• Data provided:
====================

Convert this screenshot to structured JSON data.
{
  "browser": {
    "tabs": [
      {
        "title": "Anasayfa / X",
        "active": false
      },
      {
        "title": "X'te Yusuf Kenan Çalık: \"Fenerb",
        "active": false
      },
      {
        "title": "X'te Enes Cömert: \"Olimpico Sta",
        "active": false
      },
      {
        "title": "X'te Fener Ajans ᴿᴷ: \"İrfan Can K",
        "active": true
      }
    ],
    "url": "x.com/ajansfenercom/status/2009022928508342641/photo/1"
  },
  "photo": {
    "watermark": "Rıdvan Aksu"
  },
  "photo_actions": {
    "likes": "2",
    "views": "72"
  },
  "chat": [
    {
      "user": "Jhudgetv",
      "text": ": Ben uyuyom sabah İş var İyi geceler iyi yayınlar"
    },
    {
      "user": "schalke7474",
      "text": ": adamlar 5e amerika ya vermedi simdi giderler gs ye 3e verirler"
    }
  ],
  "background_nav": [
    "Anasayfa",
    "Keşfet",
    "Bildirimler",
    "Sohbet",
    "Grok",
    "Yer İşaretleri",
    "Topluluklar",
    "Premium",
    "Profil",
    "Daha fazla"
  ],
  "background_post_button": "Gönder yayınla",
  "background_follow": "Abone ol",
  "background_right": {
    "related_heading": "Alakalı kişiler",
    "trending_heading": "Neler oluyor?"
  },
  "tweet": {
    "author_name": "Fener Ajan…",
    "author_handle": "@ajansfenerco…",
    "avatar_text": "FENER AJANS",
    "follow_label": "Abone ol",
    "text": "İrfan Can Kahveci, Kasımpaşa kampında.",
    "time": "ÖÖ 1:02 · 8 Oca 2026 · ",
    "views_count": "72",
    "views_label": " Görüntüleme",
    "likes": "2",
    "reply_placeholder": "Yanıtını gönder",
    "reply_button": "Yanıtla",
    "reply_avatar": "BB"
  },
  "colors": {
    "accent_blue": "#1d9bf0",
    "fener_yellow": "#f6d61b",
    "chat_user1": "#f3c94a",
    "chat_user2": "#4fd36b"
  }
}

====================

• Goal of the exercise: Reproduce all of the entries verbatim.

• Answer section:
Convert this screenshot to structured JSON data.
{
  "browser": {
    "tabs": [
      {
        "title": "Anasayfa / X",
        "active": false
      },
      {
        "title": "X'te Yusuf Kenan Çalık: \"Fenerb",
        "active": false
      },
      {
        "title": "X'te Enes Cömert: \"Olimpico Sta",
        "active": false
      },
      {
        "title": "X'te Fener Ajans ᴿᴷ: \"İrfan Can K",
        "active": true
      }
    ],
    "url": "x.com/ajansfenercom/status/2009022928508342641/photo/1"
  },
  "photo": {
    "watermark": "Rıdvan Aksu"
  },
  "photo_actions": {
    "likes": "2",
    "views": "72"
  },
  "chat": [
    {
      "user": "Jhudgetv",
      "text": ": Ben uyuyom sabah İş var İyi geceler iyi yayınlar"
    },
    {
      "user": "schalke7474",
      "text": ": adamlar 5e amerika ya vermedi simdi giderler gs ye 3e verirler"
    }
  ],
  "background_nav": [
    "Anasayfa",
    "Keşfet",
    "Bildirimler",
    "Sohbet",
    "Grok",
    "Yer İşaretleri",
    "Topluluklar",
    "Premium",
    "Profil",
    "Daha fazla"
  ],
  "background_post_button": "Gönder yayınla",
  "background_follow": "Abone ol",
  "background_right": {
    "related_heading": "Alakalı kişiler",
    "trending_heading": "Neler oluyor?"
  },
  "tweet": {
    "author_name": "Fener Ajan…",
    "author_handle": "@ajansfenerco…",
    "avatar_text": "FENER AJANS",
    "follow_label": "Abone ol",
    "text": "İrfan Can Kahveci, Kasımpaşa kampında.",
    "time": "ÖÖ 1:02 · 8 Oca 2026 · ",
    "views_count": "72",
    "views_label": " Görüntüleme",
    "likes": "2",
    "reply_placeholder": "Yanıtını gönder",
    "reply_button": "Yanıtla",
    "reply_avatar": "BB"
  },
  "colors": {
    "accent_blue": "#1d9bf0",
    "fener_yellow": "#f6d61b",
    "chat_user1": "#f3c94a",
    "chat_user2": "#4fd36b"
  }
}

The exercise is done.